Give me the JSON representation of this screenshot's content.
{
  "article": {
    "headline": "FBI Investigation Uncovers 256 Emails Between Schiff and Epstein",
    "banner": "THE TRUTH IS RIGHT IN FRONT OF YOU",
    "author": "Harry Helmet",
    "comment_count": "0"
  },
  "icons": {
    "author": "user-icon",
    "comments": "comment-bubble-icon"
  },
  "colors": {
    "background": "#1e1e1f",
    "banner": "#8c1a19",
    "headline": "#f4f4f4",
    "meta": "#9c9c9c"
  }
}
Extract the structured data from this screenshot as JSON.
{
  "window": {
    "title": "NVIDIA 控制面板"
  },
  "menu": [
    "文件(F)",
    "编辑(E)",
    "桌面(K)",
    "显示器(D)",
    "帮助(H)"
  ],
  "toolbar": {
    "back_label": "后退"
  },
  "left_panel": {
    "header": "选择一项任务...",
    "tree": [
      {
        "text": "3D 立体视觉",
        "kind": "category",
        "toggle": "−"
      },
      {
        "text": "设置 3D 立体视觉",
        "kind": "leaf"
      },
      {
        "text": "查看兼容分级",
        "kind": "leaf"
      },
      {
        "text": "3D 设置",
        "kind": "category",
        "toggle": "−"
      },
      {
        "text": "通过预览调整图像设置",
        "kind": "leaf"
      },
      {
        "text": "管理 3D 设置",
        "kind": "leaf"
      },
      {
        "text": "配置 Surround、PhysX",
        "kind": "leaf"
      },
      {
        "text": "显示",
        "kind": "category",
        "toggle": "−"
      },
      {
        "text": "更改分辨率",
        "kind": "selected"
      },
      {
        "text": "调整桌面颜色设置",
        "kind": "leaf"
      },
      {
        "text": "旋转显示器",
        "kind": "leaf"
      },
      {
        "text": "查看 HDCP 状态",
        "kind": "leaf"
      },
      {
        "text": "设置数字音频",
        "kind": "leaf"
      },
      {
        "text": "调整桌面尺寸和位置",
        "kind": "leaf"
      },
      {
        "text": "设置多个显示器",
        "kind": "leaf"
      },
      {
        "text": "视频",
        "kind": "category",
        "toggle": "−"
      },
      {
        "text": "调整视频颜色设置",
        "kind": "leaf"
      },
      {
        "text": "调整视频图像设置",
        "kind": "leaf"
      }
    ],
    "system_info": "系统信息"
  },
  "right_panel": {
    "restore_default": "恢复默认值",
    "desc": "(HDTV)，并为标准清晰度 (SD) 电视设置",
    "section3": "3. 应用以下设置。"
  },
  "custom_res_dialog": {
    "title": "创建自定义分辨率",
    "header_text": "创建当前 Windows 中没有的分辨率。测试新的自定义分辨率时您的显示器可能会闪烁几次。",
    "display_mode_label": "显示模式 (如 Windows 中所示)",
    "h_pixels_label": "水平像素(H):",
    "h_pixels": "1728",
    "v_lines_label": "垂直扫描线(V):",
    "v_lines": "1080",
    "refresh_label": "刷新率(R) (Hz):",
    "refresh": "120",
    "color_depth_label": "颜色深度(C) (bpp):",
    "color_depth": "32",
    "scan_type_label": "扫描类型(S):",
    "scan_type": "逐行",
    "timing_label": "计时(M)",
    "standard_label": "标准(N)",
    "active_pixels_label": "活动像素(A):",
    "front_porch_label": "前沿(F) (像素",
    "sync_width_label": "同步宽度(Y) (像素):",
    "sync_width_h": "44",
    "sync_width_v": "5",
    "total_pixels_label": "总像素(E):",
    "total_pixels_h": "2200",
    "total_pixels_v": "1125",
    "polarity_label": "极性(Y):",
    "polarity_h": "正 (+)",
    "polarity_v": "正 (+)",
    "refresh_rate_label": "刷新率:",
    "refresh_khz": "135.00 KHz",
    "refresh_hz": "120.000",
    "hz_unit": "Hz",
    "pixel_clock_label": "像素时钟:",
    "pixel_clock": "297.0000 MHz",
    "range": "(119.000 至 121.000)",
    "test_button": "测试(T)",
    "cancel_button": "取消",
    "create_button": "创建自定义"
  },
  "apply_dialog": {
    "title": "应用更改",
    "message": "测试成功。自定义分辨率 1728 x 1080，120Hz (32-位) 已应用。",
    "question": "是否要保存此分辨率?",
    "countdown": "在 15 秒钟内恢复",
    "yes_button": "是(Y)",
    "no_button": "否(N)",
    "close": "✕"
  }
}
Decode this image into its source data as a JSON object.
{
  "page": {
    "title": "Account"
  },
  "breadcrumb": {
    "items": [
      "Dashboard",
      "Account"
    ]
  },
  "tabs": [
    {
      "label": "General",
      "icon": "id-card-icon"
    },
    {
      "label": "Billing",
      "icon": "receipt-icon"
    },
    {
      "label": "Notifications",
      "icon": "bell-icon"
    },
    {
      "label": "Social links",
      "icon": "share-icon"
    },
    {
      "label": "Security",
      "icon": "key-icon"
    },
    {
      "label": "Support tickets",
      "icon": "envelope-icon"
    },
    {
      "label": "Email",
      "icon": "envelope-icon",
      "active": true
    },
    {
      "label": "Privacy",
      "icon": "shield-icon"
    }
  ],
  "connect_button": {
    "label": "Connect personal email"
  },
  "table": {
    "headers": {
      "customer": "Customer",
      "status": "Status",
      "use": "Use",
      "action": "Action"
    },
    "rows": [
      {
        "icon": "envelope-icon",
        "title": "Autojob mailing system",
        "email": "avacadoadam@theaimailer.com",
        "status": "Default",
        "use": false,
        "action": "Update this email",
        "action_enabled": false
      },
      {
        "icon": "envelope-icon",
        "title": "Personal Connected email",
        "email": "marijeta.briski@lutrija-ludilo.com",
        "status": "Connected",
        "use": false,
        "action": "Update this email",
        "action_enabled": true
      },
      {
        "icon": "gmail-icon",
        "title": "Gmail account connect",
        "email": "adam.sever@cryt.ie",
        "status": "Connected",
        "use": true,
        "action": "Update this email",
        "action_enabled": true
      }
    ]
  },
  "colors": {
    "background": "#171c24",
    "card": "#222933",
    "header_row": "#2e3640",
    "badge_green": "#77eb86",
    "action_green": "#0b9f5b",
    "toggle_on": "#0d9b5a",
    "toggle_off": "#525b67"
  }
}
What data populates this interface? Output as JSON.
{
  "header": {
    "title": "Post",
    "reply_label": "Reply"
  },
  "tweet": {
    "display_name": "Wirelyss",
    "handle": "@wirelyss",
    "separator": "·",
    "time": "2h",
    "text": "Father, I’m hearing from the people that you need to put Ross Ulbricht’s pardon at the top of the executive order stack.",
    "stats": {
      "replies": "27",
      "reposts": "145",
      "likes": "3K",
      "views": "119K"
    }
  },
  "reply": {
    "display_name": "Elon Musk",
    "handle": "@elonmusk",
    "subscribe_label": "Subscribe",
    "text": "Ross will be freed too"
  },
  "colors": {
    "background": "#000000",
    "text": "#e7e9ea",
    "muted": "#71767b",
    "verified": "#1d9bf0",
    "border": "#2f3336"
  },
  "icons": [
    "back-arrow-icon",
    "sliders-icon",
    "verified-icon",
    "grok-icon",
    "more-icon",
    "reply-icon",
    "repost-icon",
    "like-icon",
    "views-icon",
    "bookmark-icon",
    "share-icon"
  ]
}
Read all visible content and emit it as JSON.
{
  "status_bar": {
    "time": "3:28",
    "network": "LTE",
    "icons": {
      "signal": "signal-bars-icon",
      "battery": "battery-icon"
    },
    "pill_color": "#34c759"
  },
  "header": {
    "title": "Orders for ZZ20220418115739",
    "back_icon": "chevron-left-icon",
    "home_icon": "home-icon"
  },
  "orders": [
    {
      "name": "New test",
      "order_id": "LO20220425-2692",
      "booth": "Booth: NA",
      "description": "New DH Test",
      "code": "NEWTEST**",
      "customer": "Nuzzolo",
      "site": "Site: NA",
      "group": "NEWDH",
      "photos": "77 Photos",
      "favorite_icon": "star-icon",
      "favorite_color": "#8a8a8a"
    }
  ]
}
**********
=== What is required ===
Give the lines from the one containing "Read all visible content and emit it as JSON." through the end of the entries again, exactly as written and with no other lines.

=== Exercise response ===
Read all visible content and emit it as JSON.
{
  "status_bar": {
    "time": "3:28",
    "network": "LTE",
    "icons": {
      "signal": "signal-bars-icon",
      "battery": "battery-icon"
    },
    "pill_color": "#34c759"
  },
  "header": {
    "title": "Orders for ZZ20220418115739",
    "back_icon": "chevron-left-icon",
    "home_icon": "home-icon"
  },
  "orders": [
    {
      "name": "New test",
      "order_id": "LO20220425-2692",
      "booth": "Booth: NA",
      "description": "New DH Test",
      "code": "NEWTEST**",
      "customer": "Nuzzolo",
      "site": "Site: NA",
      "group": "NEWDH",
      "photos": "77 Photos",
      "favorite_icon": "star-icon",
      "favorite_color": "#8a8a8a"
    }
  ]
}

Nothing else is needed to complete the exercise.